Go through the data and copy each line that holds "Dead".

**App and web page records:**
○ ○ ○ ○
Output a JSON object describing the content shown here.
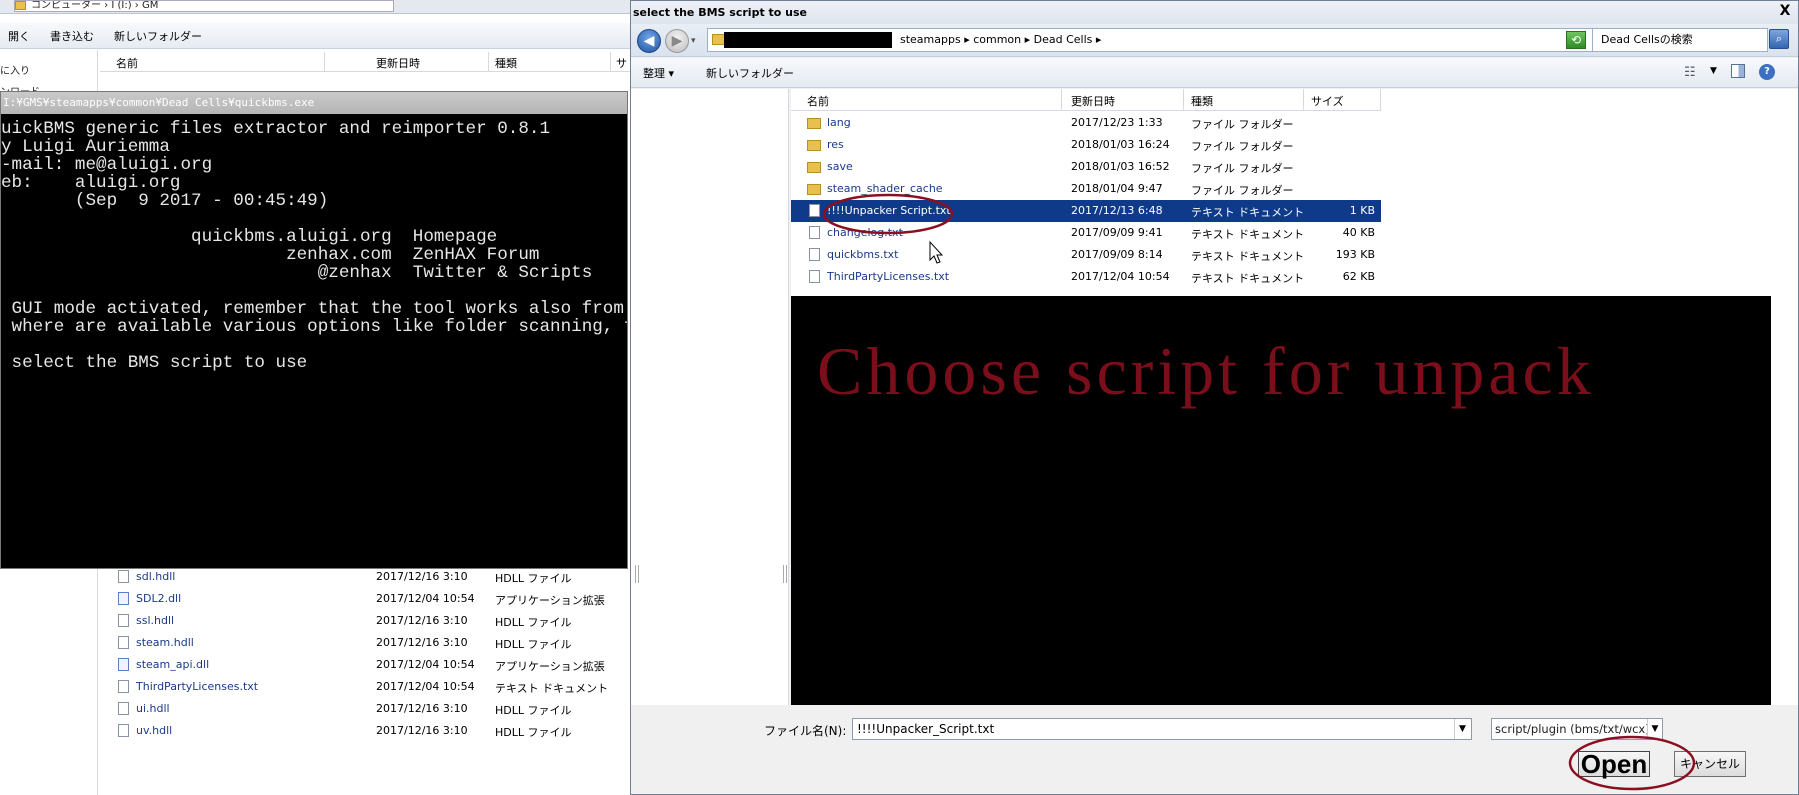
{
  "background_explorer": {
    "address": "コンピューター › I (I:) › GM",
    "toolbar": [
      "開く",
      "書き込む",
      "新しいフォルダー"
    ],
    "nav_items": [
      "に入り",
      "ンロード"
    ],
    "columns": [
      "名前",
      "更新日時",
      "種類",
      "サ"
    ],
    "files": [
      {
        "name": "sdl.hdll",
        "date": "2017/12/16 3:10",
        "type": "HDLL ファイル",
        "icon": "file-icon"
      },
      {
        "name": "SDL2.dll",
        "date": "2017/12/04 10:54",
        "type": "アプリケーション拡張",
        "icon": "dll-icon"
      },
      {
        "name": "ssl.hdll",
        "date": "2017/12/16 3:10",
        "type": "HDLL ファイル",
        "icon": "file-icon"
      },
      {
        "name": "steam.hdll",
        "date": "2017/12/16 3:10",
        "type": "HDLL ファイル",
        "icon": "file-icon"
      },
      {
        "name": "steam_api.dll",
        "date": "2017/12/04 10:54",
        "type": "アプリケーション拡張",
        "icon": "dll-icon"
      },
      {
        "name": "ThirdPartyLicenses.txt",
        "date": "2017/12/04 10:54",
        "type": "テキスト ドキュメント",
        "icon": "file-icon"
      },
      {
        "name": "ui.hdll",
        "date": "2017/12/16 3:10",
        "type": "HDLL ファイル",
        "icon": "file-icon"
      },
      {
        "name": "uv.hdll",
        "date": "2017/12/16 3:10",
        "type": "HDLL ファイル",
        "icon": "file-icon"
      }
    ]
  },
  "console": {
    "title": "I:¥GMS¥steamapps¥common¥Dead Cells¥quickbms.exe",
    "lines": [
      "uickBMS generic files extractor and reimporter 0.8.1",
      "y Luigi Auriemma",
      "-mail: me@aluigi.org",
      "eb:    aluigi.org",
      "       (Sep  9 2017 - 00:45:49)",
      "",
      "                  quickbms.aluigi.org  Homepage",
      "                           zenhax.com  ZenHAX Forum",
      "                              @zenhax  Twitter & Scripts",
      "",
      " GUI mode activated, remember that the tool works also from com",
      " where are available various options like folder scanning, filt",
      "",
      " select the BMS script to use"
    ]
  },
  "dialog": {
    "title": "select the BMS script to use",
    "close_glyph": "X",
    "address_path": "steamapps ▸ common ▸ Dead Cells ▸",
    "search_placeholder": "Dead Cellsの検索",
    "organize_label": "整理 ▾",
    "new_folder_label": "新しいフォルダー",
    "columns": [
      "名前",
      "更新日時",
      "種類",
      "サイズ"
    ],
    "files": [
      {
        "name": "lang",
        "date": "2017/12/23 1:33",
        "type": "ファイル フォルダー",
        "size": "",
        "kind": "folder",
        "selected": false
      },
      {
        "name": "res",
        "date": "2018/01/03 16:24",
        "type": "ファイル フォルダー",
        "size": "",
        "kind": "folder",
        "selected": false
      },
      {
        "name": "save",
        "date": "2018/01/03 16:52",
        "type": "ファイル フォルダー",
        "size": "",
        "kind": "folder",
        "selected": false
      },
      {
        "name": "steam_shader_cache",
        "date": "2018/01/04 9:47",
        "type": "ファイル フォルダー",
        "size": "",
        "kind": "folder",
        "selected": false
      },
      {
        "name": "!!!!Unpacker Script.txt",
        "date": "2017/12/13 6:48",
        "type": "テキスト ドキュメント",
        "size": "1 KB",
        "kind": "file",
        "selected": true
      },
      {
        "name": "changelog.txt",
        "date": "2017/09/09 9:41",
        "type": "テキスト ドキュメント",
        "size": "40 KB",
        "kind": "file",
        "selected": false
      },
      {
        "name": "quickbms.txt",
        "date": "2017/09/09 8:14",
        "type": "テキスト ドキュメント",
        "size": "193 KB",
        "kind": "file",
        "selected": false
      },
      {
        "name": "ThirdPartyLicenses.txt",
        "date": "2017/12/04 10:54",
        "type": "テキスト ドキュメント",
        "size": "62 KB",
        "kind": "file",
        "selected": false
      }
    ],
    "overlay_text": "Choose script for unpack",
    "filename_label": "ファイル名(N):",
    "filename_value": "!!!!Unpacker_Script.txt",
    "filter_value": "script/plugin (bms/txt/wcx)",
    "open_label": "Open",
    "cancel_label": "キャンセル"
  },
  "annotation_color": "#8b0f1f"
}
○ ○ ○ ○
**Exercise result:**
    "title": "I:¥GMS¥steamapps¥common¥Dead Cells¥quickbms.exe",
    "address_path": "steamapps ▸ common ▸ Dead Cells ▸",
    "search_placeholder": "Dead Cellsの検索",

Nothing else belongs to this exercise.